Multiple lenses for smartphone photography are already popular. Samsung, Apple, Nokia and other manufacturers use 2-3 lenses for their cameras. Light has used upto 16 lenses. The lenses have different focal lengths – 28mm, 70mm and 150 mm – depending on the zoom levels in the shot.
Together with Light’s proprietary algorithm, the L-16 hopes to offer the same degree of control over a shot as professional cameras. All this without having lenses protrude from the back. Light’s cameras use a ‘folded lens’, where mirrors in the camera’s body collect light at 45 degree angles. The mirrors adjust to determine the amount of light that each lens can capture.
Zoom and shutter speed are adjustable when shooting, while depth of field, focus and exposure can be changed later. The other aspect is that Light’s software allows other applications to be built over it. Once the file is made open source, third party developers could code AR/VR functionalities.
For instance, interior decorators could use just the image of a room to figure out dimensions, placement of objects and the colour of the walls. In e-commerce, Amazon could recommend kitchen appliances and other fitments by scanning the photo that you uploaded. Telemedicine could also benefit from this; doctors would be able to know the exact size of a wound or swelling.
While Light’s technology is promising, the devices are far from perfect. Slow performance is reported while shooting quickly. The desktop software – through which much of the editing is possible – takes upto 30 minutes to render a single image. Light has attempted to address some of those issues with software updates.

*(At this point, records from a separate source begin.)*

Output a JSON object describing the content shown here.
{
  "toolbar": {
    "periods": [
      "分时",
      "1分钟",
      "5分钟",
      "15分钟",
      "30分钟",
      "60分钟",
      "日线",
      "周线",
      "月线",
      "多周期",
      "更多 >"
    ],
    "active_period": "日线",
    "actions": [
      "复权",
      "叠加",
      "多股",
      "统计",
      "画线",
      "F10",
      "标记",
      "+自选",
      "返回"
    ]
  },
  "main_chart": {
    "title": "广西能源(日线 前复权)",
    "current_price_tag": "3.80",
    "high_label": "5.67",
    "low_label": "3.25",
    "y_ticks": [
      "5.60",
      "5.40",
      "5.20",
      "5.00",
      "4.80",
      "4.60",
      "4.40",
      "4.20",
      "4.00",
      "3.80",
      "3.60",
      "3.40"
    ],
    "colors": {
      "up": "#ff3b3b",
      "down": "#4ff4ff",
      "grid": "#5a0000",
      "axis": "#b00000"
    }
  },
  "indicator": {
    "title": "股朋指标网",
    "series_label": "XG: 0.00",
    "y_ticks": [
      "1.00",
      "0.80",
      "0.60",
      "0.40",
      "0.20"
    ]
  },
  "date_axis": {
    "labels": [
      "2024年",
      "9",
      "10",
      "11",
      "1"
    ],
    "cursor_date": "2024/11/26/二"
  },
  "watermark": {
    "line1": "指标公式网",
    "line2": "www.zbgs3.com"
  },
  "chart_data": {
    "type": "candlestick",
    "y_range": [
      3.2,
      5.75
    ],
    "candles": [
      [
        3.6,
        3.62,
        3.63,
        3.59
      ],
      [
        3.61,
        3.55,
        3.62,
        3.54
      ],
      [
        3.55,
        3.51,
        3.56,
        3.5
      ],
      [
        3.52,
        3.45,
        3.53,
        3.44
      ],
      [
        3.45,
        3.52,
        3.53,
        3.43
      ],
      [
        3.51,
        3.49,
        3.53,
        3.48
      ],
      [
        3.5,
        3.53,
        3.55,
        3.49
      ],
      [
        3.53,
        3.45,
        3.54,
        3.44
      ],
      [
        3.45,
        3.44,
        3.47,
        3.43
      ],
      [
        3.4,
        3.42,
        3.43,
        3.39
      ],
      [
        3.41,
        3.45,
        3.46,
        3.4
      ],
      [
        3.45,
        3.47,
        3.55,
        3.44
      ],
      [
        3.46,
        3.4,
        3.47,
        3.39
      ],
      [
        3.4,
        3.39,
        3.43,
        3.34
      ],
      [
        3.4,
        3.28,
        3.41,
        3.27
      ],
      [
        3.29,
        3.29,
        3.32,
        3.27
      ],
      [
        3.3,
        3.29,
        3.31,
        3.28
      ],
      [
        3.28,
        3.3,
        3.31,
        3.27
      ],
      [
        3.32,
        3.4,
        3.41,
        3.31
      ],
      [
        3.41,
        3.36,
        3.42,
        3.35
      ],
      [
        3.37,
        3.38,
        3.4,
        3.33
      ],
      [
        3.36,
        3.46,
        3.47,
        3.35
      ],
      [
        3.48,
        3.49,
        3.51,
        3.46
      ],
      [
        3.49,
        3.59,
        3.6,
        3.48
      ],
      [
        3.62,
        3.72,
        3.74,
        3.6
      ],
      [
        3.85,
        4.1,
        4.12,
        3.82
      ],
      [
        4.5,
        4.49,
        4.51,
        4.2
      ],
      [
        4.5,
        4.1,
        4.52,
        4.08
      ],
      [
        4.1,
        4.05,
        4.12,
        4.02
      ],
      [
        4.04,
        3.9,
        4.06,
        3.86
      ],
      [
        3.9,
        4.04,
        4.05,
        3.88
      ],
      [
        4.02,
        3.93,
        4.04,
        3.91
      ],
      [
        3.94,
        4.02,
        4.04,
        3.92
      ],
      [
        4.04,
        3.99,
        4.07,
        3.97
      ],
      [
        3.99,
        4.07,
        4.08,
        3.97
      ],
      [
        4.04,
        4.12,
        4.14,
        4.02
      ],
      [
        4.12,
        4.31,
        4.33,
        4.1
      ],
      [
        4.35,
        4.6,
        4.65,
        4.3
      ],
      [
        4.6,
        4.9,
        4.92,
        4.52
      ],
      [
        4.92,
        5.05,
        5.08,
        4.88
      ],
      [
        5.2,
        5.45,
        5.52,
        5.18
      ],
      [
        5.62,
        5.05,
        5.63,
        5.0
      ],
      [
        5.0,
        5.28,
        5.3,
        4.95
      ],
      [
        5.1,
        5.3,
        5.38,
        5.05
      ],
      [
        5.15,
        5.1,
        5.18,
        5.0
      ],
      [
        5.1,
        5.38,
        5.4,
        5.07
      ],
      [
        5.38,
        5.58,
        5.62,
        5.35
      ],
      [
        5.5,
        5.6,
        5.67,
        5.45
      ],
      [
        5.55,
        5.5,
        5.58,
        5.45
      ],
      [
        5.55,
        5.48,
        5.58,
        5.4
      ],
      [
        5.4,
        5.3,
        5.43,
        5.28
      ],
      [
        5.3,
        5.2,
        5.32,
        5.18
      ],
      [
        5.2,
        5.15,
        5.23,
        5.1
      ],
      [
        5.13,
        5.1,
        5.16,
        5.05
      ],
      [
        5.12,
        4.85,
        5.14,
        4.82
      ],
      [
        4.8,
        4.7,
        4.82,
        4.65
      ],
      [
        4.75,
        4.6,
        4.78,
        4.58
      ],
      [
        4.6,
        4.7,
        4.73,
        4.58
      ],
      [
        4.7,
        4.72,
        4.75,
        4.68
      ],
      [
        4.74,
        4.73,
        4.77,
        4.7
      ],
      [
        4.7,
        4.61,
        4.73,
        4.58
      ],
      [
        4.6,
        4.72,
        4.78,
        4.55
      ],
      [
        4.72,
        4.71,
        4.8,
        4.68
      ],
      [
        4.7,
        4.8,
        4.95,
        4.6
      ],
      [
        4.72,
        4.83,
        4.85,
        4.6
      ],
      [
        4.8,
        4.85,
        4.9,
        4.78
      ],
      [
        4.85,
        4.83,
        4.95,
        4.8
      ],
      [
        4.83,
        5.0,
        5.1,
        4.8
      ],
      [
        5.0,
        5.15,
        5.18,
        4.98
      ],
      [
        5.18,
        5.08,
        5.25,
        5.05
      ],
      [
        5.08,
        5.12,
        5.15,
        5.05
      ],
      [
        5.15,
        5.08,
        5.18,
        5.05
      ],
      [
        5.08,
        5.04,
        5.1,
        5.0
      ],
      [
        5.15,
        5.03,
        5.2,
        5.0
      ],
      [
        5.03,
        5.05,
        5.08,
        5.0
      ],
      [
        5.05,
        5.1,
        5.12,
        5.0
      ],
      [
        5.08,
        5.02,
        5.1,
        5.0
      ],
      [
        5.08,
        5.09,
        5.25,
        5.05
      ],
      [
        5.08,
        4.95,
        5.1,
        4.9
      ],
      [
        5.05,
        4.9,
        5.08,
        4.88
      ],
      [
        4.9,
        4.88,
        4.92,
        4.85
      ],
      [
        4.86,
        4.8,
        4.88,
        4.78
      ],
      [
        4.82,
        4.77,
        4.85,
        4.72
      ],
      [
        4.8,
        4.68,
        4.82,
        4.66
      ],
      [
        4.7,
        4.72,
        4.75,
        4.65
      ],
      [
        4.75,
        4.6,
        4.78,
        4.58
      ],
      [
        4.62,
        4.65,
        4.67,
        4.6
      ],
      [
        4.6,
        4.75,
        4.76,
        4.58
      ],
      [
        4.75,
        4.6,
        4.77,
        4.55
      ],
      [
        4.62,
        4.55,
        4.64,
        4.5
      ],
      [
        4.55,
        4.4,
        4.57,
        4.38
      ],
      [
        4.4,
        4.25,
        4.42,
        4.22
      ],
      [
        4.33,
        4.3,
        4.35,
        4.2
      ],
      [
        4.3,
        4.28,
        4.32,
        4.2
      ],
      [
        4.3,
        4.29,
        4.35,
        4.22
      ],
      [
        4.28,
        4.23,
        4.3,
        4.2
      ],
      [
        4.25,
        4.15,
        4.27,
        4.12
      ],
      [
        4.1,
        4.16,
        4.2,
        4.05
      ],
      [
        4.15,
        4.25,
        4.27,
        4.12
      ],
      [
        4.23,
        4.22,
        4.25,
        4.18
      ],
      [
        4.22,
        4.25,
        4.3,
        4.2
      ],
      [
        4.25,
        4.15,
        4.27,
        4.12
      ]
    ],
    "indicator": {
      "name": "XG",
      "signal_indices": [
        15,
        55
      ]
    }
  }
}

Light solved a lot of engineering problems by getting this far. When their L-16 was launched in 2015, it kick-started the smartphone photography revolution. The company is attempting to push the envelope again with its nine-lens phone prototype this year. The future is Light.